---------- GIVEN RECORDS ----------
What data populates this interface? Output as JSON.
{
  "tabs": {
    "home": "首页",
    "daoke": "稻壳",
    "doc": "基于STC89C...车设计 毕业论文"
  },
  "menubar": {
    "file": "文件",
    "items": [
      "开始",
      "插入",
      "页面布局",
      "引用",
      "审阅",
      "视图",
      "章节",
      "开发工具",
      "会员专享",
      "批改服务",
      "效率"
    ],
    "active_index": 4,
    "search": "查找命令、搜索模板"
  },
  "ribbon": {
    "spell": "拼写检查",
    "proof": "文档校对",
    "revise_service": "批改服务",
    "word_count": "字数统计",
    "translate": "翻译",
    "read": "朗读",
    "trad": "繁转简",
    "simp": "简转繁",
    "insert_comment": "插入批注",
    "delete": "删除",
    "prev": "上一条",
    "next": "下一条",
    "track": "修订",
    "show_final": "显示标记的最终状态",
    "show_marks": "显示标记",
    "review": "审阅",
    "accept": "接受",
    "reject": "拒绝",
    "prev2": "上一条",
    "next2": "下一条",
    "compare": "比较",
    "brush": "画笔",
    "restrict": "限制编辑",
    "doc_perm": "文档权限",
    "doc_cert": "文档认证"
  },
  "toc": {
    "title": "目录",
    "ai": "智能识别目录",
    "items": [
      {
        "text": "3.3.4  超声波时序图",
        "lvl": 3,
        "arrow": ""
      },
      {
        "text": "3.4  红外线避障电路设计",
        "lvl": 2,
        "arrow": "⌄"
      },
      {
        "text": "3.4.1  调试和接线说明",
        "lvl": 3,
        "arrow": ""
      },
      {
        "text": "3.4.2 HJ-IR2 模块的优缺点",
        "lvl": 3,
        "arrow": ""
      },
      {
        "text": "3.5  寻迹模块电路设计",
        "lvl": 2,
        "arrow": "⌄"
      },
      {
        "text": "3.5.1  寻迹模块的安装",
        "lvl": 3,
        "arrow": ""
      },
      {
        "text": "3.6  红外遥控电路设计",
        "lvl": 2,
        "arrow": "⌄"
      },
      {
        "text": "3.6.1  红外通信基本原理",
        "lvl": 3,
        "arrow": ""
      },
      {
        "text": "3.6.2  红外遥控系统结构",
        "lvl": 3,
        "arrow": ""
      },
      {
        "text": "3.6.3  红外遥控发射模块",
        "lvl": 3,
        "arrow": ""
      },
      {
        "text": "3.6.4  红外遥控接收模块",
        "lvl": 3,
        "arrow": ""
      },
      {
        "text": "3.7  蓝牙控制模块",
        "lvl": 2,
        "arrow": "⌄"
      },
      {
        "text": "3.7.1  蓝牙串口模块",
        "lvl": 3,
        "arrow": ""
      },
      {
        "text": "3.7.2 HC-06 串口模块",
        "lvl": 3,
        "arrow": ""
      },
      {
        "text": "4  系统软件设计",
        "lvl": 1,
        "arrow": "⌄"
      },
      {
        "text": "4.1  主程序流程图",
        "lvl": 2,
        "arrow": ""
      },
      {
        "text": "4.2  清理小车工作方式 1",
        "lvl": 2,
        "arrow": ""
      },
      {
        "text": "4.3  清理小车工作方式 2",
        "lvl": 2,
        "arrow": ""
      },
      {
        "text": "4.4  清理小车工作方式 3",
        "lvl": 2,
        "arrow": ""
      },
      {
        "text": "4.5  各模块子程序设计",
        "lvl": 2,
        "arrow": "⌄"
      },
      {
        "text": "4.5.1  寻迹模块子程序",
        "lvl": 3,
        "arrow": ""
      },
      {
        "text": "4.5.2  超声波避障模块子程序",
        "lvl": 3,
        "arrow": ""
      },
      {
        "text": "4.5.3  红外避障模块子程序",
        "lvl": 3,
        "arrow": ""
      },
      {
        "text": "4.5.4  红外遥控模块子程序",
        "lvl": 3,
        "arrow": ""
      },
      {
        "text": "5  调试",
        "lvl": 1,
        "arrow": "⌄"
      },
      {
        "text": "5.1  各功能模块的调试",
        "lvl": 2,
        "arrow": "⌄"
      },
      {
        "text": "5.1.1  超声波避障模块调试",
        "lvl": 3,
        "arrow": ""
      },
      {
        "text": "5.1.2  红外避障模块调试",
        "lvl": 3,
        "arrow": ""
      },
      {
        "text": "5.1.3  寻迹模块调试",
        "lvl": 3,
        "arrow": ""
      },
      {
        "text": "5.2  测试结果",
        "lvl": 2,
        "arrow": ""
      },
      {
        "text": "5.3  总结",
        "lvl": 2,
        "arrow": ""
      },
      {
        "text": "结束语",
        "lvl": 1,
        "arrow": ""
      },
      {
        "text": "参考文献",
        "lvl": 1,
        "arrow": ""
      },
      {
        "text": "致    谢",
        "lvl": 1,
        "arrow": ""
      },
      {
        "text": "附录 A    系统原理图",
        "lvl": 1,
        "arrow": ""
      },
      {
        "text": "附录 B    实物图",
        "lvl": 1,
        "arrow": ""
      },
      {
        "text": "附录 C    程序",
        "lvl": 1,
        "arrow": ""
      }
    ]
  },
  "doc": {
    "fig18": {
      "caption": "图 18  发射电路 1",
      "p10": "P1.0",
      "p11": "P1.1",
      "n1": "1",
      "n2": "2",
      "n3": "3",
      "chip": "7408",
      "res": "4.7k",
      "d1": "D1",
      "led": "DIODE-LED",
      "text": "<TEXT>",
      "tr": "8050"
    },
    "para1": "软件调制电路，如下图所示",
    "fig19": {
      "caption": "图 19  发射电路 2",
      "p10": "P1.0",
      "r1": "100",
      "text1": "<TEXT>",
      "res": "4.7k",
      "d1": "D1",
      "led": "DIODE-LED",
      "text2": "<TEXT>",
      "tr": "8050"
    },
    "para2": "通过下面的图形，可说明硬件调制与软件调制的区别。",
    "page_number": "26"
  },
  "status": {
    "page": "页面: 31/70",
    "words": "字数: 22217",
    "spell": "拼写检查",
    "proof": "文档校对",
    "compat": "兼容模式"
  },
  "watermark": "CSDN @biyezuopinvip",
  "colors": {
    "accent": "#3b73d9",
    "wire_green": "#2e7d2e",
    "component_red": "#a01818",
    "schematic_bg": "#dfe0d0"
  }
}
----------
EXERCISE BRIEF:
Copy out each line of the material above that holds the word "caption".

OUTPUT FOR THIS TASK:
      "caption": "图 18  发射电路 1",
      "caption": "图 19  发射电路 2",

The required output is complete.